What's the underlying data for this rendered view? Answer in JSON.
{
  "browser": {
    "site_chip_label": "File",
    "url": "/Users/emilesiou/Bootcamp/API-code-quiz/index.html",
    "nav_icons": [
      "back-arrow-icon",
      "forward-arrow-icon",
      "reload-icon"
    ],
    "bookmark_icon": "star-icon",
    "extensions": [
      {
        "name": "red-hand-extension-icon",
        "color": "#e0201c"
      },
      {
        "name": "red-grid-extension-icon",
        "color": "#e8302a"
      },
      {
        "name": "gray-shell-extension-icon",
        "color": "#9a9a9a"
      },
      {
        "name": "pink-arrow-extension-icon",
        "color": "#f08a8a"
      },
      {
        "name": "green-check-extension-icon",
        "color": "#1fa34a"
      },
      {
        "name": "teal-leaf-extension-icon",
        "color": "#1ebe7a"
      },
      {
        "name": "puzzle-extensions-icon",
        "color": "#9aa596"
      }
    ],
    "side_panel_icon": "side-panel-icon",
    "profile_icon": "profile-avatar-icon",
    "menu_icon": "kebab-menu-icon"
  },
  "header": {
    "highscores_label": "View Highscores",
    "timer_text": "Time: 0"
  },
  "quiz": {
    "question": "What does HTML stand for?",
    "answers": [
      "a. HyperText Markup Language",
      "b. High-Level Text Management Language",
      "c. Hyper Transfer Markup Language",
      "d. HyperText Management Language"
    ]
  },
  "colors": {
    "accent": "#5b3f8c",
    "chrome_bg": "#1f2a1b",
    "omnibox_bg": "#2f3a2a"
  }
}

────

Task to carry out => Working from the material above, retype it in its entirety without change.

Exercise answer =>
What's the underlying data for this rendered view? Answer in JSON.
{
  "browser": {
    "site_chip_label": "File",
    "url": "/Users/emilesiou/Bootcamp/API-code-quiz/index.html",
    "nav_icons": [
      "back-arrow-icon",
      "forward-arrow-icon",
      "reload-icon"
    ],
    "bookmark_icon": "star-icon",
    "extensions": [
      {
        "name": "red-hand-extension-icon",
        "color": "#e0201c"
      },
      {
        "name": "red-grid-extension-icon",
        "color": "#e8302a"
      },
      {
        "name": "gray-shell-extension-icon",
        "color": "#9a9a9a"
      },
      {
        "name": "pink-arrow-extension-icon",
        "color": "#f08a8a"
      },
      {
        "name": "green-check-extension-icon",
        "color": "#1fa34a"
      },
      {
        "name": "teal-leaf-extension-icon",
        "color": "#1ebe7a"
      },
      {
        "name": "puzzle-extensions-icon",
        "color": "#9aa596"
      }
    ],
    "side_panel_icon": "side-panel-icon",
    "profile_icon": "profile-avatar-icon",
    "menu_icon": "kebab-menu-icon"
  },
  "header": {
    "highscores_label": "View Highscores",
    "timer_text": "Time: 0"
  },
  "quiz": {
    "question": "What does HTML stand for?",
    "answers": [
      "a. HyperText Markup Language",
      "b. High-Level Text Management Language",
      "c. Hyper Transfer Markup Language",
      "d. HyperText Management Language"
    ]
  },
  "colors": {
    "accent": "#5b3f8c",
    "chrome_bg": "#1f2a1b",
    "omnibox_bg": "#2f3a2a"
  }
}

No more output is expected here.